I once joked such logic had no stopping point. "Life itself is a risk!" I pronounced. "Everyone dies. It should probably be a crime to have a child at all, considering it's a guaranteed death sentence." Well, I should have known better than to joke in this day and age.
We're told science will prevent such problems in the future. Perhaps reproduction will become an entirely artificial process, thus ending the need for abortion. We'll be sterilized but our eggs and sperm shall be preserved elsewhere. That would end abortion, and abortion is evil, so shouldn't we be happy?
There should be no skepticism that genetic testing on the unborn is but a way station, and there should also be no doubt all our embryonic testing, our Dr. Frankenstein-meddling of humans with pigs, the murdering of the unsightly will all be done in the name of compassion. This is why we must confront the nature of compassion and the nature of suffering. This is also why we must question our own popular demand for an endless stream of products, of easy living. For in the very goods delivered us is a worldview, one which especially bears the rotten fruit of original sin. Our happiness is not tied to mere security, convenience, or comfort. Those are good things, but they are not ends in themselves, and if we pursue them alone we will lose our humanity in the seeking.
Psychologists increasingly speak of the value of 'resilience.' We become aware, grudgingly, that a smooth road is deceptive in its own way. Diversity requires, well, diversity. Hands which do not knit, sew, hew, carve, sow, reap, soothe: they still find a way to suffer. Anxiety, depression, a sense of unease fill us, because we have fled from suffering, which means we have fled from an opportunity to conquer our appetites and choose love rather than desire. We have fled from the chance to receive grace, choosing to dictate the terms under which we live instead. Love can teach us how to desire rightly; desire pursued for its own sake cripples our ability to love. Grace can help us bear suffering; the unyielding pursuit of control snaps our humanity in two.
Only Christianity can truly move us from a utilitarian acceptance of suffering to love. This has been dismissed as masochism, the religion of slaves and women. Personally I think Ayn Rand and Nietzsche lacked the joy and peace of the saints. There is, perhaps, a practical argument to be made that true happiness is to be found in the Cross. But happiness pursued for happiness is doomed to failure. Happiness is an after-effect of love. And when we love the sufferer we do not eliminate them. Our fate is bound to theirs. There is more to this than meets the eye: these are gifts, if we dare to receive them.

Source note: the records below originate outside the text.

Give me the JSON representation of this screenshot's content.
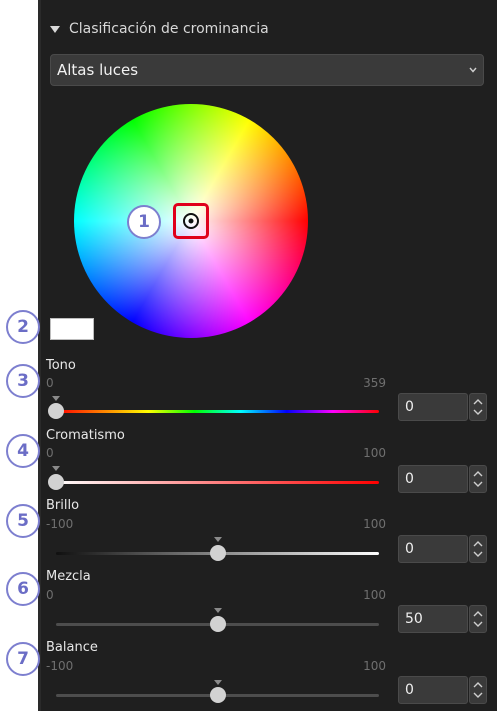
{
  "section": {
    "title": "Clasificación de crominancia"
  },
  "range_select": {
    "value": "Altas luces"
  },
  "callouts": [
    "1",
    "2",
    "3",
    "4",
    "5",
    "6",
    "7"
  ],
  "sliders": [
    {
      "label": "Tono",
      "min": "0",
      "max": "359",
      "value": "0",
      "level": 0.0,
      "track": "hue"
    },
    {
      "label": "Cromatismo",
      "min": "0",
      "max": "100",
      "value": "0",
      "level": 0.0,
      "track": "chroma"
    },
    {
      "label": "Brillo",
      "min": "-100",
      "max": "100",
      "value": "0",
      "level": 0.5,
      "track": "bright"
    },
    {
      "label": "Mezcla",
      "min": "0",
      "max": "100",
      "value": "50",
      "level": 0.5,
      "track": "plain"
    },
    {
      "label": "Balance",
      "min": "-100",
      "max": "100",
      "value": "0",
      "level": 0.5,
      "track": "plain"
    }
  ],
  "colors": {
    "panel": "#1f1f1f",
    "highlight_box": "#e0001b",
    "callout_ring": "#7d7fcf"
  },
  "icons": {
    "section_toggle": "triangle-down-icon",
    "dropdown": "chevron-down-icon",
    "picker": "target-icon",
    "spinner": "up-down-arrows-icon"
  }
}
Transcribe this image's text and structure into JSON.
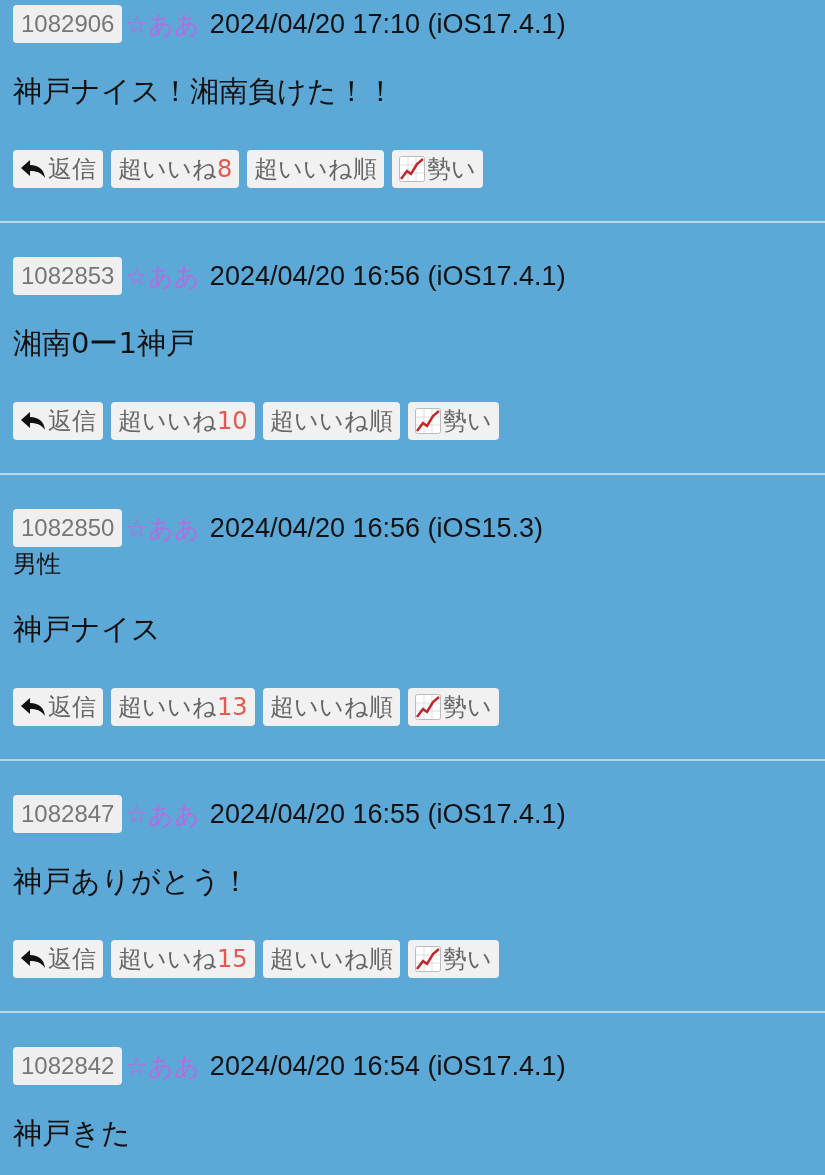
{
  "posts": [
    {
      "number": "1082906",
      "name": "☆ああ",
      "datetime": "2024/04/20 17:10 (iOS17.4.1)",
      "body": "神戸ナイス！湘南負けた！！",
      "actions": [
        {
          "kind": "reply",
          "label": "返信"
        },
        {
          "kind": "like",
          "label": "超いいね",
          "count": "8"
        },
        {
          "kind": "sort",
          "label": "超いいね順"
        },
        {
          "kind": "trend",
          "label": "勢い"
        }
      ]
    },
    {
      "number": "1082853",
      "name": "☆ああ",
      "datetime": "2024/04/20 16:56 (iOS17.4.1)",
      "body": "湘南0ー1神戸",
      "actions": [
        {
          "kind": "reply",
          "label": "返信"
        },
        {
          "kind": "like",
          "label": "超いいね",
          "count": "10"
        },
        {
          "kind": "sort",
          "label": "超いいね順"
        },
        {
          "kind": "trend",
          "label": "勢い"
        }
      ]
    },
    {
      "number": "1082850",
      "name": "☆ああ",
      "datetime": "2024/04/20 16:56 (iOS15.3)",
      "gender": "男性",
      "body": "神戸ナイス",
      "actions": [
        {
          "kind": "reply",
          "label": "返信"
        },
        {
          "kind": "like",
          "label": "超いいね",
          "count": "13"
        },
        {
          "kind": "sort",
          "label": "超いいね順"
        },
        {
          "kind": "trend",
          "label": "勢い"
        }
      ]
    },
    {
      "number": "1082847",
      "name": "☆ああ",
      "datetime": "2024/04/20 16:55 (iOS17.4.1)",
      "body": "神戸ありがとう！",
      "actions": [
        {
          "kind": "reply",
          "label": "返信"
        },
        {
          "kind": "like",
          "label": "超いいね",
          "count": "15"
        },
        {
          "kind": "sort",
          "label": "超いいね順"
        },
        {
          "kind": "trend",
          "label": "勢い"
        }
      ]
    },
    {
      "number": "1082842",
      "name": "☆ああ",
      "datetime": "2024/04/20 16:54 (iOS17.4.1)",
      "body": "神戸きた"
    }
  ]
}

May those of us who still believe life is not a product to review reject the "bigger better faster stronger" mentality as the road to suffering without redemption, a world of nihilism, of permanent fluorescent lighting blinding us from understanding the grace we receive when we accept everyone as our neighbor, however they appear to us. As long as one human being is labeled an inconvenience unworthy of love and acceptance, we are all in danger of being labeled so ourselves. Rather than denying ourselves the mysteries of love, suffering, and existence, let us instead choose a compassion that leaves room for grace.
Tara Ann Thieke